**Task prompt:** Using the listing below, copy every line that mentions "shortcut".

──────── Provided information ────────

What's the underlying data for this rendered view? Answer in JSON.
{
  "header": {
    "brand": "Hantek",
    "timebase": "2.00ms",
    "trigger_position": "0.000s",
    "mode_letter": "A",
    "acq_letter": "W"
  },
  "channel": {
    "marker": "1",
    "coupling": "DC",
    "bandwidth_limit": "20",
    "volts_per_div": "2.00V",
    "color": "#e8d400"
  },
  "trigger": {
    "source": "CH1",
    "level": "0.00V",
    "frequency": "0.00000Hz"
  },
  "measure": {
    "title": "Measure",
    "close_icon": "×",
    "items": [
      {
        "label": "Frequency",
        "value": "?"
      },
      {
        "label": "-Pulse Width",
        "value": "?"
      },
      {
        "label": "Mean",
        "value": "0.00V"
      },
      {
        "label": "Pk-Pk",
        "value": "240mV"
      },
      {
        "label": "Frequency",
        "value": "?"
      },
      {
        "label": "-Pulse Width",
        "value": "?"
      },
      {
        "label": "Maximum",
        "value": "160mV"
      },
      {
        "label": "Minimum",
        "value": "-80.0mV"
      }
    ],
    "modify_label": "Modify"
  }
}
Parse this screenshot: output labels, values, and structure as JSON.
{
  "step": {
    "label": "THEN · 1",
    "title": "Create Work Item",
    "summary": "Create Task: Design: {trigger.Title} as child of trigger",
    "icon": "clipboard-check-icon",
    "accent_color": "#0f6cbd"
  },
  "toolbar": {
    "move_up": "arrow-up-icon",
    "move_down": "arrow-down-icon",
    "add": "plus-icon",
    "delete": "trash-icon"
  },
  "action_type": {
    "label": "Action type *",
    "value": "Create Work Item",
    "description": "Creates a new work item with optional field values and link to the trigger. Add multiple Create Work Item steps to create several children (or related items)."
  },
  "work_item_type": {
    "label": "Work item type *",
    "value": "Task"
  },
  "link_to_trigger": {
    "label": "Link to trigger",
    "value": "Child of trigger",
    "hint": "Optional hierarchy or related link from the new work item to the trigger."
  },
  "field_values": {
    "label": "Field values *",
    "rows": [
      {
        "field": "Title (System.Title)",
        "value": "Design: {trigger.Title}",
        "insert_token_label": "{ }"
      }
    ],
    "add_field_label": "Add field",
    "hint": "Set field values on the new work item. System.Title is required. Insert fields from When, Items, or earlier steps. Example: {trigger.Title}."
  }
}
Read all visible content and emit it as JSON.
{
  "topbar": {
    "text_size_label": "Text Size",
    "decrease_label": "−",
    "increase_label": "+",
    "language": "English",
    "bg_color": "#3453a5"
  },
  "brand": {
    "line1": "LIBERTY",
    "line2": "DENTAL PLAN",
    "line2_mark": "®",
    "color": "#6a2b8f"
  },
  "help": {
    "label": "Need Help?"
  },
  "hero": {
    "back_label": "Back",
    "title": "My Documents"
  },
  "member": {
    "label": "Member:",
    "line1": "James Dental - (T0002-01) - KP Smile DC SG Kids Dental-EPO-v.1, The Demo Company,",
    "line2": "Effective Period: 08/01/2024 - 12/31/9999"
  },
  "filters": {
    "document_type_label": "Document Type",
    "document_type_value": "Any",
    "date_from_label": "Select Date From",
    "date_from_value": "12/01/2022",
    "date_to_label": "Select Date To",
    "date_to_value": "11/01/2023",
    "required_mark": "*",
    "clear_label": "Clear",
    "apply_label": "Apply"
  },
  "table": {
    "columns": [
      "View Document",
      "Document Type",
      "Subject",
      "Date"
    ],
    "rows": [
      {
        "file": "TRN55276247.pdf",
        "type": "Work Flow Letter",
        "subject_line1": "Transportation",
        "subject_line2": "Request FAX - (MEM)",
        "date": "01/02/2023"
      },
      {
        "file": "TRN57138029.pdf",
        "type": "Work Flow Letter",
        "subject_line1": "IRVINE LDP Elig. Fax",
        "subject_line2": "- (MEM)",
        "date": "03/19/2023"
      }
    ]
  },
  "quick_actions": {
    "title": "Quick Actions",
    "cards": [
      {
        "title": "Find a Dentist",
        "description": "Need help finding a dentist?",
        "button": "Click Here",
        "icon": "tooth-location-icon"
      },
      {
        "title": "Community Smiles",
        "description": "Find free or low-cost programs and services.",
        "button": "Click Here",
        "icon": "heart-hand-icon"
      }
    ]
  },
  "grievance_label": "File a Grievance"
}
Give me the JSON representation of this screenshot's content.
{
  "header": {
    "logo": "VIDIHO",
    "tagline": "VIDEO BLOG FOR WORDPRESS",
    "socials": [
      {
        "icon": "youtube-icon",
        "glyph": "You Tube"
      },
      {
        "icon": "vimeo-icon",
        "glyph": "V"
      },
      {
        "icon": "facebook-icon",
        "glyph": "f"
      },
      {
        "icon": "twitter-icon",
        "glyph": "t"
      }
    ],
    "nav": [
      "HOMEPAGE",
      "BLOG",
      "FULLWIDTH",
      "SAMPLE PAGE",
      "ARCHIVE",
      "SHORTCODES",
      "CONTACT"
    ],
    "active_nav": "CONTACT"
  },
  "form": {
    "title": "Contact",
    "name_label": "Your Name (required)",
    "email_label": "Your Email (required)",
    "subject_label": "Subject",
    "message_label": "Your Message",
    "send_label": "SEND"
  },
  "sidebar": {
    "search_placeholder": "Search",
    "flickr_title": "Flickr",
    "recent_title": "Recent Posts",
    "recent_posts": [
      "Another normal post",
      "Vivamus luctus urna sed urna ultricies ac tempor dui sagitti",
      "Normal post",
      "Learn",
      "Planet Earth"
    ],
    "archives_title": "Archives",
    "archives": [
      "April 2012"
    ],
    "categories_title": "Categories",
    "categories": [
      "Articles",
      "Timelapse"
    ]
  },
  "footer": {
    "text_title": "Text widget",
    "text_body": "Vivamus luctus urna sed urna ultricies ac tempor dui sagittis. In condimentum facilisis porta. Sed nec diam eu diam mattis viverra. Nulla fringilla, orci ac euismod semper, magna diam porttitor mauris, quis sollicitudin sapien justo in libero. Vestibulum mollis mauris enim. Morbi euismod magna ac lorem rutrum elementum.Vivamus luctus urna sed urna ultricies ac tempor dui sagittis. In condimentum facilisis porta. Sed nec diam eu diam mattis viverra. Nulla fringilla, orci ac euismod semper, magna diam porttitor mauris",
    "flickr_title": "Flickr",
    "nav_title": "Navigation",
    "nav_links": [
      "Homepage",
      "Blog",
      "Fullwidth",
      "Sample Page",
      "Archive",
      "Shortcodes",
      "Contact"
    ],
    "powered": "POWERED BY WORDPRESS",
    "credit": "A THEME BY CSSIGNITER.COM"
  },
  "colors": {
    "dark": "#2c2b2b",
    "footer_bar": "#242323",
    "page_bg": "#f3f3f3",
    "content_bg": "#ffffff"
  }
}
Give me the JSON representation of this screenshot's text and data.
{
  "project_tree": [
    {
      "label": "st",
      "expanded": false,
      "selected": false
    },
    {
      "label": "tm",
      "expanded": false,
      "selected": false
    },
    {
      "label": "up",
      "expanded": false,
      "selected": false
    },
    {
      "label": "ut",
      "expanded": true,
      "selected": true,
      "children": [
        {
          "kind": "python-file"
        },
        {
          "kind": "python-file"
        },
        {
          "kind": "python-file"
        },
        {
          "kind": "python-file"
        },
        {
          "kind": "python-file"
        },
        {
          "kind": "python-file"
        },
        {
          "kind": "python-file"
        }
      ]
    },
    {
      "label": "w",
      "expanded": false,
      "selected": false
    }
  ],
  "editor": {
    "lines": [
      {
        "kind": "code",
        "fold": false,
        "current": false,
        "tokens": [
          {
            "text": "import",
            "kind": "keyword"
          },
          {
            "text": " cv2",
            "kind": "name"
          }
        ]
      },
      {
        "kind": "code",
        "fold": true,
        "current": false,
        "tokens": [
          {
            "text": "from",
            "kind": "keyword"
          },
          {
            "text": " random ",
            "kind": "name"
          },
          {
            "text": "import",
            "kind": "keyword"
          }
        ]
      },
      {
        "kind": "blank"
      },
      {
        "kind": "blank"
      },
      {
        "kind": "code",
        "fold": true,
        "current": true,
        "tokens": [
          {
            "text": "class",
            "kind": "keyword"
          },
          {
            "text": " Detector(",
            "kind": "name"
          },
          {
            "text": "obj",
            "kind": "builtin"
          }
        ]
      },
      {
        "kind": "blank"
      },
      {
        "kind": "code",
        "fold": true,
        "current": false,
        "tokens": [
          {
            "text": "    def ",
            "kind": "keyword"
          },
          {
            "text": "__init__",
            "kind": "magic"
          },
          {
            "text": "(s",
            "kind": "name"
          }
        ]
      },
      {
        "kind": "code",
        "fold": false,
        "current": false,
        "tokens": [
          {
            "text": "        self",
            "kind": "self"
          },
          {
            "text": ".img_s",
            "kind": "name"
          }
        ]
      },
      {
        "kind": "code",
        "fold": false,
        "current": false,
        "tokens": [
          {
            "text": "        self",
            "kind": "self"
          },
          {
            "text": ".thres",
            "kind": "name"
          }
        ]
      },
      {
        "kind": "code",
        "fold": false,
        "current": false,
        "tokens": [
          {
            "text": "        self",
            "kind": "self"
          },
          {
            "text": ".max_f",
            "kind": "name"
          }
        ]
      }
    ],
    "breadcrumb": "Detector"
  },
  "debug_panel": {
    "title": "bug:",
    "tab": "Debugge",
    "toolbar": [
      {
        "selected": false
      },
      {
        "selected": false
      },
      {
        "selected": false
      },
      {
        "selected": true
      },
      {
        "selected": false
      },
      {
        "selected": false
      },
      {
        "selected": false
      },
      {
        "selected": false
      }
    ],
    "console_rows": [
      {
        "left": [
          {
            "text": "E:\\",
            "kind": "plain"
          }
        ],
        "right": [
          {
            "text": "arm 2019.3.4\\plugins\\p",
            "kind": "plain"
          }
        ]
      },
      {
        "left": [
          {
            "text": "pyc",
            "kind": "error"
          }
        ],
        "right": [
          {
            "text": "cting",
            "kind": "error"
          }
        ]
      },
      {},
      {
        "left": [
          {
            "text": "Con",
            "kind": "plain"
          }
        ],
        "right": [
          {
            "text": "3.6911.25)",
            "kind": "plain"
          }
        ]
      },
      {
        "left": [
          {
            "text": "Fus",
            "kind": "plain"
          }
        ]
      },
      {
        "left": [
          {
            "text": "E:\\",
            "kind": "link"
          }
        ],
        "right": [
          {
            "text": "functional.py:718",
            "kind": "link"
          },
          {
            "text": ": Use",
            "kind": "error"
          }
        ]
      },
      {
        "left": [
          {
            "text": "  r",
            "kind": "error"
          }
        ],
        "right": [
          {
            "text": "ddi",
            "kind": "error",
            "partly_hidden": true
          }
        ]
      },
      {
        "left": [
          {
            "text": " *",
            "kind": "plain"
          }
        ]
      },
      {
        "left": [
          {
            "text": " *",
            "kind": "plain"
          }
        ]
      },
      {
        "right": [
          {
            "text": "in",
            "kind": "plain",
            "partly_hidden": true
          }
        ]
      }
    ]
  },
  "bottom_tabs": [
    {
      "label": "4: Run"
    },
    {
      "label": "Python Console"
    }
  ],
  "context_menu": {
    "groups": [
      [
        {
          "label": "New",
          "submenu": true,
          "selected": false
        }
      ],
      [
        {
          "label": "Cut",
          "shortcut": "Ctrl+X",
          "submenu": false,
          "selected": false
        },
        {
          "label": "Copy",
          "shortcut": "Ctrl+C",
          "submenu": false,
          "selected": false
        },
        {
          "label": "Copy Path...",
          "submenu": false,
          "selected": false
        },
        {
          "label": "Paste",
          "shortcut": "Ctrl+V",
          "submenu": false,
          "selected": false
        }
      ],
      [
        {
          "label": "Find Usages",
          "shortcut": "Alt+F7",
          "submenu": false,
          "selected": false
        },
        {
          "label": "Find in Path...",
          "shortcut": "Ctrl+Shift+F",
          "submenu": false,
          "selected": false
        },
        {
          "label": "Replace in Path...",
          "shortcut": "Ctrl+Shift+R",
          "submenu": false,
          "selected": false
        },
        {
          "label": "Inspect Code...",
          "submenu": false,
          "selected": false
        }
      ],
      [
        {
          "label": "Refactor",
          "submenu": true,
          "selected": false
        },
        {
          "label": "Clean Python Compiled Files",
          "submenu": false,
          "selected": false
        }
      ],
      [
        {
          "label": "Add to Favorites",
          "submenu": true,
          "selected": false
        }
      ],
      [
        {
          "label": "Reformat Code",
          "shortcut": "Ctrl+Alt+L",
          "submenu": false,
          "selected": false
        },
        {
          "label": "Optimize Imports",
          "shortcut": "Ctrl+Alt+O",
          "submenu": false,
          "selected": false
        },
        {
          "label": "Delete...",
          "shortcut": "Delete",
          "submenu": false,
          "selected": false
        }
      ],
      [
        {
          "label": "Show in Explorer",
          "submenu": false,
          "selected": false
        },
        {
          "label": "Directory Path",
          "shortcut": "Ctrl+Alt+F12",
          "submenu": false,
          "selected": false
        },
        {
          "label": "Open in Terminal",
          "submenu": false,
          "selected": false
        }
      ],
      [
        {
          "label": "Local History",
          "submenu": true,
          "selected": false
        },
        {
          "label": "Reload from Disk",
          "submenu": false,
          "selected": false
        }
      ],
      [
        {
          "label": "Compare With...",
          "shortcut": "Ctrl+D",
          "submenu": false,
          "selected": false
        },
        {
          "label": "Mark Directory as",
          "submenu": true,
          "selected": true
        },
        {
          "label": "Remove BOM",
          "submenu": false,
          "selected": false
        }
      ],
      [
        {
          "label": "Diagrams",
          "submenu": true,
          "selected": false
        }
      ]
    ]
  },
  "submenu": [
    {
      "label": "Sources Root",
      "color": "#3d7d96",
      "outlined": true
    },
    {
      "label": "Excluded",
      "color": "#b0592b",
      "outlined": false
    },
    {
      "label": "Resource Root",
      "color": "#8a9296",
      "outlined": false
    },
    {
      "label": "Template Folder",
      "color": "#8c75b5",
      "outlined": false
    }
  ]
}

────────

**Solution to this task:**
          "shortcut": "Ctrl+X",
          "shortcut": "Ctrl+C",
          "shortcut": "Ctrl+V",
          "shortcut": "Alt+F7",
          "shortcut": "Ctrl+Shift+F",
          "shortcut": "Ctrl+Shift+R",
          "shortcut": "Ctrl+Alt+L",
          "shortcut": "Ctrl+Alt+O",
          "shortcut": "Delete",
          "shortcut": "Ctrl+Alt+F12",
          "shortcut": "Ctrl+D",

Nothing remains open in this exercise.